But these "adverse interests" weren't even the worst part of Hudson. Goldman also used a complex pricing method to turn the deal into an impressive triple screwing. Essentially, Goldman bought some of the mortgage assets in the Hudson deal at a discount, resold them to clients at a higher price and pocketed the difference. This is a little like getting an invoice from an interior decorator who, in addition to his fee for services, charges you $170 a roll for brand-name wallpaper he's actually buying off the back of a truck for $63. (page 3)
. . . .
When it came time for Goldman CEO Lloyd Blankfein to testify, the banker hedged and stammered like a brain-addled boxer who couldn't quite follow the questions. When Levin asked how Blankfein felt about the fact that Goldman collected $13 billion from U.S. taxpayers through the AIG bailout, the CEO deflected over and over, insisting that Goldman would somehow have made that money anyway through its private insurance policies on AIG. When Levin pressed Blankfein, pointing out that he hadn't answered the question, Blankfein simply peered at Levin like he didn't understand.
But Blankfein also testified unequivocally to the following:
"Much has been said about the supposedly massive short Goldman Sachs had on the U.S. housing market. The fact is, we were not consistently or significantly net-short the market in residential mortgage-related products in 2007 and 2008. We didn't have a massive short against the housing market, and we certainly did not bet against our clients."
Levin couldn't believe what he was hearing. "Heck, yes, I was offended," he says. "Goldman's CEO claimed the firm 'didn't have a massive short,' when the opposite was true." First of all, in Goldman's own internal memoranda, the bank calls its giant, $13 billion bet against mortgages "the big short." Second, by the time Sparks and Co. were unloading the Timberwolves of the world on their "unicorns" and "flying pigs" in the summer of 2007, Goldman's mortgage department accounted for 54 percent of the bank's risk. That means more than half of all the bank's risk was wrapped up in its bet against the mortgage market — a "massive short" by any definition. Indeed, the bank was betting so much money on mortgages that its executives had become comically blasé about giant swings on a daily basis. When Goldman lost more than $100 million on August 8th, 2007, Montag circulated this e-mail: "So who lost the hundy?" (page 6)
. . . .This issue is bigger than what Goldman executives did or did not say under oath. The Levin report catalogs dozens of instances of business practices that are objectively shocking, no matter how any high-priced lawyer chooses to interpret them: gambling billions on the misfortune of your own clients, gouging customers on prices millions of dollars at a time, keeping customers trapped in bad investments even as they begged the bank to sell, plus myriad deceptions of the "failure to disclose" variety, in which customers were pitched investment deals without ever being told they were designed to help Goldman "clean" its bad inventory. For years, the soundness of America's financial system has been based on the proposition that it's a crime to lie in a prospectus or a sales brochure.
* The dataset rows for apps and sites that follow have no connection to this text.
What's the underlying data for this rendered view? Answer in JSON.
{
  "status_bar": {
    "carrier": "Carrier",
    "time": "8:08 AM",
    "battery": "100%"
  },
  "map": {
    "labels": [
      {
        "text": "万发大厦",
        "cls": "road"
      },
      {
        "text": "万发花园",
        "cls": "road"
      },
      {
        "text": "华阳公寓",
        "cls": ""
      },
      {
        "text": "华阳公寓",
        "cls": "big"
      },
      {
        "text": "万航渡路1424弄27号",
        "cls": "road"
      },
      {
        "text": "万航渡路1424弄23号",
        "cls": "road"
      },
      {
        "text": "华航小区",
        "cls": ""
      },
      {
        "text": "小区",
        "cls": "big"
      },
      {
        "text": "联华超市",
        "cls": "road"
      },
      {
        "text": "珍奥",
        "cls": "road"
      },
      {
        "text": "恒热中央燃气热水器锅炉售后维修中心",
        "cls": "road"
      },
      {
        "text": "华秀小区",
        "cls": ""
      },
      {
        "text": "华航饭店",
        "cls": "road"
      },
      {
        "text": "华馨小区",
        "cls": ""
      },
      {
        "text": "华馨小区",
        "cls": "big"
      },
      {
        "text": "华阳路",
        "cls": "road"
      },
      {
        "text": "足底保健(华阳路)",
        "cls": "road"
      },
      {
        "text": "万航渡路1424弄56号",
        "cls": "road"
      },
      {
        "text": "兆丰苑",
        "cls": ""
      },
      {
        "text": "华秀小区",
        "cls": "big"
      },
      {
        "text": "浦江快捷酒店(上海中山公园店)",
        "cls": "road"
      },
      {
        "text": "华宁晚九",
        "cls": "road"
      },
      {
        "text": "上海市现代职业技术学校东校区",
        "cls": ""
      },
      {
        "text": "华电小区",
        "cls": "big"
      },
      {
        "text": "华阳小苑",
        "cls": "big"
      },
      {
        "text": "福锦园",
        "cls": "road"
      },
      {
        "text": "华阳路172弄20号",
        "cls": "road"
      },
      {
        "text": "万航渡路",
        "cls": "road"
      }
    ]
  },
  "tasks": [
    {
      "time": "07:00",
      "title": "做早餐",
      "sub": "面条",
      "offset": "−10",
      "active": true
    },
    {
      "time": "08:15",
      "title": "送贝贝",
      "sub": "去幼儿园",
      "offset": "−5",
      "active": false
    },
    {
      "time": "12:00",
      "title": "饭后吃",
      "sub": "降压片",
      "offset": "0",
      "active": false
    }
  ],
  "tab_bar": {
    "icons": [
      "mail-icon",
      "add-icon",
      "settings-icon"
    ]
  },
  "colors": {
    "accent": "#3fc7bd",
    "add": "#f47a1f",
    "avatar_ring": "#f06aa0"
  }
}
But the Levin report reveals a bank gone way beyond such pathetic little boundaries; the collective picture resembles a financial version of The Jungle, a portrait of corporate sociopathy that makes you never want to go near a sausage again. (page 6)
Read the full article here
See a video with Spitzer and Taibbi here